[RECORDS PROVIDED]
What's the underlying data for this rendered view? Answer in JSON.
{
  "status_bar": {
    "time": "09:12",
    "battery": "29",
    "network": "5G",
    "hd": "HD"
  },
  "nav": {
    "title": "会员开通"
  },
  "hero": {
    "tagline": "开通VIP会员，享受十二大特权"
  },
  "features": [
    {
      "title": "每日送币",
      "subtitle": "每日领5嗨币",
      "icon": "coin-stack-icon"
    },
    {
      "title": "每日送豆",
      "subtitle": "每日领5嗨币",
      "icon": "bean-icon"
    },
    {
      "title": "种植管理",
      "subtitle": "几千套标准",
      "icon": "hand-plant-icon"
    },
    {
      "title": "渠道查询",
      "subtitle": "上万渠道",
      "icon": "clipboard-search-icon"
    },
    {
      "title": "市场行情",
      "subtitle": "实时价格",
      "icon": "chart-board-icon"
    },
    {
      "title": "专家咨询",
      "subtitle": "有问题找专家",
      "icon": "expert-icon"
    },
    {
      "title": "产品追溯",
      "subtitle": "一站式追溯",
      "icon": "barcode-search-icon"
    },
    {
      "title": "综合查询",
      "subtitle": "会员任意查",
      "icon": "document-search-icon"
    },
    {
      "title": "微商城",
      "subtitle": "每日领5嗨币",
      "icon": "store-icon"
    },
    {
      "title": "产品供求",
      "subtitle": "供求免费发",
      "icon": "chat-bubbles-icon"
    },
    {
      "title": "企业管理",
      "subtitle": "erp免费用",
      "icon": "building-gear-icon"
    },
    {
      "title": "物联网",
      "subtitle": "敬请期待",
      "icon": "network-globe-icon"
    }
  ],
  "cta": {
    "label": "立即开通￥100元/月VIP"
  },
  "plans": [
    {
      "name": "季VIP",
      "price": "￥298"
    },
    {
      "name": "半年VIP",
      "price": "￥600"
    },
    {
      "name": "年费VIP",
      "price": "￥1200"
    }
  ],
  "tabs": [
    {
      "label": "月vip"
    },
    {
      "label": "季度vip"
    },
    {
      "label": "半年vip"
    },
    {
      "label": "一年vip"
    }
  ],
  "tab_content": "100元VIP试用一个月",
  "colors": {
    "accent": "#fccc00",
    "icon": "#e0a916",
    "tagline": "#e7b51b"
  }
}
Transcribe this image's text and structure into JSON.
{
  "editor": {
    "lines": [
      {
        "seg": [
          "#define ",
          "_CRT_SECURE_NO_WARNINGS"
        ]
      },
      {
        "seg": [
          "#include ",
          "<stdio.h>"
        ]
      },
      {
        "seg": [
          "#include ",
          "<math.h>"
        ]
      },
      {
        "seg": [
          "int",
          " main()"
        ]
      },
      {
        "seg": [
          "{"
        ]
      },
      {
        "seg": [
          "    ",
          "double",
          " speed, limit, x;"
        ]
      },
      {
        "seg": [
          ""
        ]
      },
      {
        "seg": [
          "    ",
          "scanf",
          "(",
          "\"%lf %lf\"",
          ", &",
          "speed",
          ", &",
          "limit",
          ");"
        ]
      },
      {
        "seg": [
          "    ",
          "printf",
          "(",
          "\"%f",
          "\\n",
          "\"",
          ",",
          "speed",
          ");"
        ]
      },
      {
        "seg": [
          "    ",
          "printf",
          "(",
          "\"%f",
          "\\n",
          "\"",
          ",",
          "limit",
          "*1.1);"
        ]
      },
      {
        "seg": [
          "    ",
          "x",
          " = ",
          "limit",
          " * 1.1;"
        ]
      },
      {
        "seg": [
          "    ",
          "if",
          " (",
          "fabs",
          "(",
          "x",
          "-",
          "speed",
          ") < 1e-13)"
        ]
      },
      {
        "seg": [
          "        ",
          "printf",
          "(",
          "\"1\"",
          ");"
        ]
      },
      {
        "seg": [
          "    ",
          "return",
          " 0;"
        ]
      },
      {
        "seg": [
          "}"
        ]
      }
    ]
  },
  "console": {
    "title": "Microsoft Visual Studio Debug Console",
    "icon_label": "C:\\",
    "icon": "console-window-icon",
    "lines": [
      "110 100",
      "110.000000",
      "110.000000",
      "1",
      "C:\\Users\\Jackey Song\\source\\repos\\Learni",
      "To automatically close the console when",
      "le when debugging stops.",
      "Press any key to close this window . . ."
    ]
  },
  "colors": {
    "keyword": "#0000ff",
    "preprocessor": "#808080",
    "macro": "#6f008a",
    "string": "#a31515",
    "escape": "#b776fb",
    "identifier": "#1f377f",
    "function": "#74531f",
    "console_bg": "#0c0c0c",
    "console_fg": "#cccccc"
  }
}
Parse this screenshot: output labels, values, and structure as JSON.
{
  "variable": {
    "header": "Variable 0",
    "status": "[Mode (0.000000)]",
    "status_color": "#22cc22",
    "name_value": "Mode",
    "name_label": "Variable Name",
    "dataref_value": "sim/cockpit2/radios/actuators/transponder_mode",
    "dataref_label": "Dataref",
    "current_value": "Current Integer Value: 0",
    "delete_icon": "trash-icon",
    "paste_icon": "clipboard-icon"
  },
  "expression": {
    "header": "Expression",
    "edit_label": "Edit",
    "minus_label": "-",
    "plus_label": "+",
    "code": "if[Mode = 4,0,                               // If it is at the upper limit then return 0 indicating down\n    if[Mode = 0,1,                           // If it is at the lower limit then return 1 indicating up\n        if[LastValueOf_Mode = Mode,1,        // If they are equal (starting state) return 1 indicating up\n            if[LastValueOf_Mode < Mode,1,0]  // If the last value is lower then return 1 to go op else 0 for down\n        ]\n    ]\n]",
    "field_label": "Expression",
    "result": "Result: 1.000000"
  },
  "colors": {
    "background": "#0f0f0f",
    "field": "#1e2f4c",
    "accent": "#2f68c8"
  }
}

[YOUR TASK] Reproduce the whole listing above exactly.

[TASK SOLUTION]
What's the underlying data for this rendered view? Answer in JSON.
{
  "status_bar": {
    "time": "09:12",
    "battery": "29",
    "network": "5G",
    "hd": "HD"
  },
  "nav": {
    "title": "会员开通"
  },
  "hero": {
    "tagline": "开通VIP会员，享受十二大特权"
  },
  "features": [
    {
      "title": "每日送币",
      "subtitle": "每日领5嗨币",
      "icon": "coin-stack-icon"
    },
    {
      "title": "每日送豆",
      "subtitle": "每日领5嗨币",
      "icon": "bean-icon"
    },
    {
      "title": "种植管理",
      "subtitle": "几千套标准",
      "icon": "hand-plant-icon"
    },
    {
      "title": "渠道查询",
      "subtitle": "上万渠道",
      "icon": "clipboard-search-icon"
    },
    {
      "title": "市场行情",
      "subtitle": "实时价格",
      "icon": "chart-board-icon"
    },
    {
      "title": "专家咨询",
      "subtitle": "有问题找专家",
      "icon": "expert-icon"
    },
    {
      "title": "产品追溯",
      "subtitle": "一站式追溯",
      "icon": "barcode-search-icon"
    },
    {
      "title": "综合查询",
      "subtitle": "会员任意查",
      "icon": "document-search-icon"
    },
    {
      "title": "微商城",
      "subtitle": "每日领5嗨币",
      "icon": "store-icon"
    },
    {
      "title": "产品供求",
      "subtitle": "供求免费发",
      "icon": "chat-bubbles-icon"
    },
    {
      "title": "企业管理",
      "subtitle": "erp免费用",
      "icon": "building-gear-icon"
    },
    {
      "title": "物联网",
      "subtitle": "敬请期待",
      "icon": "network-globe-icon"
    }
  ],
  "cta": {
    "label": "立即开通￥100元/月VIP"
  },
  "plans": [
    {
      "name": "季VIP",
      "price": "￥298"
    },
    {
      "name": "半年VIP",
      "price": "￥600"
    },
    {
      "name": "年费VIP",
      "price": "￥1200"
    }
  ],
  "tabs": [
    {
      "label": "月vip"
    },
    {
      "label": "季度vip"
    },
    {
      "label": "半年vip"
    },
    {
      "label": "一年vip"
    }
  ],
  "tab_content": "100元VIP试用一个月",
  "colors": {
    "accent": "#fccc00",
    "icon": "#e0a916",
    "tagline": "#e7b51b"
  }
}
Transcribe this image's text and structure into JSON.
{
  "editor": {
    "lines": [
      {
        "seg": [
          "#define ",
          "_CRT_SECURE_NO_WARNINGS"
        ]
      },
      {
        "seg": [
          "#include ",
          "<stdio.h>"
        ]
      },
      {
        "seg": [
          "#include ",
          "<math.h>"
        ]
      },
      {
        "seg": [
          "int",
          " main()"
        ]
      },
      {
        "seg": [
          "{"
        ]
      },
      {
        "seg": [
          "    ",
          "double",
          " speed, limit, x;"
        ]
      },
      {
        "seg": [
          ""
        ]
      },
      {
        "seg": [
          "    ",
          "scanf",
          "(",
          "\"%lf %lf\"",
          ", &",
          "speed",
          ", &",
          "limit",
          ");"
        ]
      },
      {
        "seg": [
          "    ",
          "printf",
          "(",
          "\"%f",
          "\\n",
          "\"",
          ",",
          "speed",
          ");"
        ]
      },
      {
        "seg": [
          "    ",
          "printf",
          "(",
          "\"%f",
          "\\n",
          "\"",
          ",",
          "limit",
          "*1.1);"
        ]
      },
      {
        "seg": [
          "    ",
          "x",
          " = ",
          "limit",
          " * 1.1;"
        ]
      },
      {
        "seg": [
          "    ",
          "if",
          " (",
          "fabs",
          "(",
          "x",
          "-",
          "speed",
          ") < 1e-13)"
        ]
      },
      {
        "seg": [
          "        ",
          "printf",
          "(",
          "\"1\"",
          ");"
        ]
      },
      {
        "seg": [
          "    ",
          "return",
          " 0;"
        ]
      },
      {
        "seg": [
          "}"
        ]
      }
    ]
  },
  "console": {
    "title": "Microsoft Visual Studio Debug Console",
    "icon_label": "C:\\",
    "icon": "console-window-icon",
    "lines": [
      "110 100",
      "110.000000",
      "110.000000",
      "1",
      "C:\\Users\\Jackey Song\\source\\repos\\Learni",
      "To automatically close the console when",
      "le when debugging stops.",
      "Press any key to close this window . . ."
    ]
  },
  "colors": {
    "keyword": "#0000ff",
    "preprocessor": "#808080",
    "macro": "#6f008a",
    "string": "#a31515",
    "escape": "#b776fb",
    "identifier": "#1f377f",
    "function": "#74531f",
    "console_bg": "#0c0c0c",
    "console_fg": "#cccccc"
  }
}
Parse this screenshot: output labels, values, and structure as JSON.
{
  "variable": {
    "header": "Variable 0",
    "status": "[Mode (0.000000)]",
    "status_color": "#22cc22",
    "name_value": "Mode",
    "name_label": "Variable Name",
    "dataref_value": "sim/cockpit2/radios/actuators/transponder_mode",
    "dataref_label": "Dataref",
    "current_value": "Current Integer Value: 0",
    "delete_icon": "trash-icon",
    "paste_icon": "clipboard-icon"
  },
  "expression": {
    "header": "Expression",
    "edit_label": "Edit",
    "minus_label": "-",
    "plus_label": "+",
    "code": "if[Mode = 4,0,                               // If it is at the upper limit then return 0 indicating down\n    if[Mode = 0,1,                           // If it is at the lower limit then return 1 indicating up\n        if[LastValueOf_Mode = Mode,1,        // If they are equal (starting state) return 1 indicating up\n            if[LastValueOf_Mode < Mode,1,0]  // If the last value is lower then return 1 to go op else 0 for down\n        ]\n    ]\n]",
    "field_label": "Expression",
    "result": "Result: 1.000000"
  },
  "colors": {
    "background": "#0f0f0f",
    "field": "#1e2f4c",
    "accent": "#2f68c8"
  }
}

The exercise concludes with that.